The Stevens Family Band, a formerly gospel bluegrass band going mainstream, was inserted into the Palatka schedule, disrupting the break and the schedule while lengthening an already long day. The Stevens Family Band has a web site which can be found here, but only through the Internet Explorer search engine.
The Golf Cart Brigade
Lizzy Long & Friends
Rhonda Vincent & the Rage
There's lots of news about Rhonda Vincent. A month or so ago she asked Josh Williams to rejoin her band, and Josh took the difficult step of giving up his own band and taking a job with Rhonda as a featured side man. It's a good deal all around. Rhonda gains sideman who's one of the best male voices in bluegrass and also a superlative guitar player. Josh gets a level of job security he didn't enjoy while fronting his own band. Rhonda's band has become more versatile and entertaining with each of the changes she's made over the past few years. Her son-in-law to be, Brent Burke, is one of the fine young Dobro players, sporting a recent degree in bluegrass music from ETSU as well as a distinctive sound which works in a range of solo opportunities while helping fill out an already full sound. Hunter Berry has joined the family while being a mainstay of the band for eleven years. Aaron McDaris on banjo is quietly excellent. Mickey Harris continues with his fine bass play and harmony singing. Vincent's repertoire is so deep her shows never become repetitive. A certain bird made a surprise appearance to once again attempt to disrupt Josh's singing.

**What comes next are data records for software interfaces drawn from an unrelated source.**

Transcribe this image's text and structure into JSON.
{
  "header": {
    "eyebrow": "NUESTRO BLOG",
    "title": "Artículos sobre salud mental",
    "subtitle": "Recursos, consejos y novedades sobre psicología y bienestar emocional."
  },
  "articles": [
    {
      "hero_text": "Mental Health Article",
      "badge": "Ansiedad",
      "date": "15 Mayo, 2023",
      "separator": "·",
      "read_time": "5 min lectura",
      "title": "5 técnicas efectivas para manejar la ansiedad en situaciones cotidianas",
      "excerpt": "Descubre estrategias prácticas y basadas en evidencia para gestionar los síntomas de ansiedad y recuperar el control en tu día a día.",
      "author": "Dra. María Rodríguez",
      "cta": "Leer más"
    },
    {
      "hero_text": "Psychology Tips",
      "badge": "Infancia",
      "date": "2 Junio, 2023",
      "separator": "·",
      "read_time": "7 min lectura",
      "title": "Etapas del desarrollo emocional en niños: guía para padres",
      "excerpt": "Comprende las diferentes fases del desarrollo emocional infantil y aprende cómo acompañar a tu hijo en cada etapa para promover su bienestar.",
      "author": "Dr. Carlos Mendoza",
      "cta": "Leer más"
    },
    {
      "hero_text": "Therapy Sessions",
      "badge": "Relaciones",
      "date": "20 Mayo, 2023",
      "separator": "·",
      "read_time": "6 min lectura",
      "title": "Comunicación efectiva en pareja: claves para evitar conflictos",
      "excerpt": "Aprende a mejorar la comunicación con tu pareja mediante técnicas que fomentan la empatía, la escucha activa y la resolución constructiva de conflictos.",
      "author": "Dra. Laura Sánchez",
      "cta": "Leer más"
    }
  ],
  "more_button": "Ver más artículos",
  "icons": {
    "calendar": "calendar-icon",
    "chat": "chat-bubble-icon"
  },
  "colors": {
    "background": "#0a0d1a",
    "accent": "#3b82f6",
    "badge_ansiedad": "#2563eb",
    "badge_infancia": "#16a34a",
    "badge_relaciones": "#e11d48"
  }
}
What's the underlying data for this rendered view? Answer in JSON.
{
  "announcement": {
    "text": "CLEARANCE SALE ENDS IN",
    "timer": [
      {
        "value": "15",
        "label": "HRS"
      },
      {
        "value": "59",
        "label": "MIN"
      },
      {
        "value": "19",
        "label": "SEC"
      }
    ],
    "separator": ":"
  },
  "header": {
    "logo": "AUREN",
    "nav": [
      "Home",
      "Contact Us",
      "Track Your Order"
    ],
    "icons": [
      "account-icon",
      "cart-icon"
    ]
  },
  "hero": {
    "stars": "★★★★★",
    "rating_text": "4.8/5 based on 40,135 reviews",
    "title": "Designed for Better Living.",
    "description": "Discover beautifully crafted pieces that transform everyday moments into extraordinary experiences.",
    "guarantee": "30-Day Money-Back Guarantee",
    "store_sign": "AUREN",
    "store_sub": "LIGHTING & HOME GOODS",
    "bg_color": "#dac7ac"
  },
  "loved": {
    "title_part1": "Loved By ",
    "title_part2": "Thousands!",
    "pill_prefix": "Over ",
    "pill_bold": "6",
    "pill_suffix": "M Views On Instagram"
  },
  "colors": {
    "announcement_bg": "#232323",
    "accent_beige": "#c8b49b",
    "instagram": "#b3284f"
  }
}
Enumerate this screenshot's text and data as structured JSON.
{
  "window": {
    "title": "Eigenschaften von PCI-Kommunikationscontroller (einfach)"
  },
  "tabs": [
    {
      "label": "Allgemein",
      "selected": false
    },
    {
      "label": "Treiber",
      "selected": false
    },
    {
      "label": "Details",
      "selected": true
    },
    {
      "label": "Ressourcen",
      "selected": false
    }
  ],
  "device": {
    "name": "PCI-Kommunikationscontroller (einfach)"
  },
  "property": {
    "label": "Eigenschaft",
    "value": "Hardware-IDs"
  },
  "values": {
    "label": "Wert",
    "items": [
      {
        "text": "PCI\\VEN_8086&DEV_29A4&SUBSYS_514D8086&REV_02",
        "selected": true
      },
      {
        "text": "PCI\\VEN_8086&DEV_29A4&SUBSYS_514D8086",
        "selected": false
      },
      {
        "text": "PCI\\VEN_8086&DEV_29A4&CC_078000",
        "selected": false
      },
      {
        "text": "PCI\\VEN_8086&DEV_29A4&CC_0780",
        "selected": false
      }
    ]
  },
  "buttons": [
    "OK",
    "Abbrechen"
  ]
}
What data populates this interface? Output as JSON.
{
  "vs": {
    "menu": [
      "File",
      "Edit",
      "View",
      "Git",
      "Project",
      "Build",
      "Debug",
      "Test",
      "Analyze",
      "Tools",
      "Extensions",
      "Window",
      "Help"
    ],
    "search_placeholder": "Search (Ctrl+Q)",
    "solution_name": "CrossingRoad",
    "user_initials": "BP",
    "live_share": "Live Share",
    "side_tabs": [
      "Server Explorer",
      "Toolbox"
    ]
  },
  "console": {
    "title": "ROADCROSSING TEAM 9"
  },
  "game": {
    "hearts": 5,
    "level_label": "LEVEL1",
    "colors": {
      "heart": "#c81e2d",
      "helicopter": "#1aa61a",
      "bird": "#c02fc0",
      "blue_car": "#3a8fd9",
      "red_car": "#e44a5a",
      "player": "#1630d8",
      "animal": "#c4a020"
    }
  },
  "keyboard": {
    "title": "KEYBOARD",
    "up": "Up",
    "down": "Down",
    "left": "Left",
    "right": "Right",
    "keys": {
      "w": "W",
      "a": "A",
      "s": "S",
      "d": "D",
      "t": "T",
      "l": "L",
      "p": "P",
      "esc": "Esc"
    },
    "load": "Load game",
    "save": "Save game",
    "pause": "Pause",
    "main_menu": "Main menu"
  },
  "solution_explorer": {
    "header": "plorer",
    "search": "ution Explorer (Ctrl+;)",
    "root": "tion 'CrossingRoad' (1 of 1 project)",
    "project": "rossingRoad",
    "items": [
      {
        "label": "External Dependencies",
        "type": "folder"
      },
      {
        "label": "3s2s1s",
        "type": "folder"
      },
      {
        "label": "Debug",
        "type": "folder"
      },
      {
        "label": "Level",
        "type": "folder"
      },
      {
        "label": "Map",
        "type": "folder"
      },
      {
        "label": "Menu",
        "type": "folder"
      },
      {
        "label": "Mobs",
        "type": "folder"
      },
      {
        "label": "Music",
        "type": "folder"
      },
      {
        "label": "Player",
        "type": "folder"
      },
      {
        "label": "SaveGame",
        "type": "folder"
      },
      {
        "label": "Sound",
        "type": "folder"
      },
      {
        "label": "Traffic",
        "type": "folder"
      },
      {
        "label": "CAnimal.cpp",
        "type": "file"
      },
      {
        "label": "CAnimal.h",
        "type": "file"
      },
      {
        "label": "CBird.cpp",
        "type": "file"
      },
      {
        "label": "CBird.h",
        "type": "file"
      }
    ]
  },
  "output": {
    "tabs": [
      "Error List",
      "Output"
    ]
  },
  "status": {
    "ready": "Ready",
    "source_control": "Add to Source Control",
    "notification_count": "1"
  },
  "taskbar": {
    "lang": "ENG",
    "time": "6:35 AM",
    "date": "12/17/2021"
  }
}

I Knew Lizzy Was Behind This
Josh and Friend
Raffle For the Boys
In the end, the Palatka Bluegrass Festival is a fund raiser to support the Rodeheaver Boys Ranch which so ably hosts it. Fifty boys, from age six or seven into their teens, live and are cared for on the ranch at any one time. They live in family-style homes and attend the local public schools. They work on the ranch, study, and learn, play and pray. It's a wholesome environment presided over by loving and caring people. The ranch has developed the camping area into a comfortable place to camp, the porta-potties are always kept clean and pumped out, there's a new toilet facilty near the camping area. The ranch has continually updated its facility as the festival has grown. This year's crowd appeared to be the largest ever. There's another one held in October which deserves support, too.
Carlton Spence with Development Director Jeff King
Gene Watson & the Farewell Party Band
Country singer Gene Watson closed out the weekend with a ninety minute set during which he sang many of his hits from a generation ago and a couple of very effective duets with Rhonda Vincent, with whom he's also recorded. His show was warmly received by the packed out house.
Rhonda Vincent & Gene Watson
Adams and Anderson festivals have become the gold standard for commercial bluegrass festivals. The lineups are carefully and thoughtfully developed and they are very well attended. Sound provided by John Holder's Blue Ridge Sound is wonderful. It's clear, resonates well, not too loud, and always presents each band as it should be heard. The site holds a large crowd comfortably, although some seats have limited visibility. The provision of two jumbo-trons help alleviate this problem. Ranch concessions and vendor offerings are varied and tasty. This year's festival appeared to be the best attended yet. We've already renewed our reservations for next year and suggest you put the Palatka Bluegrass Festival on your schedule.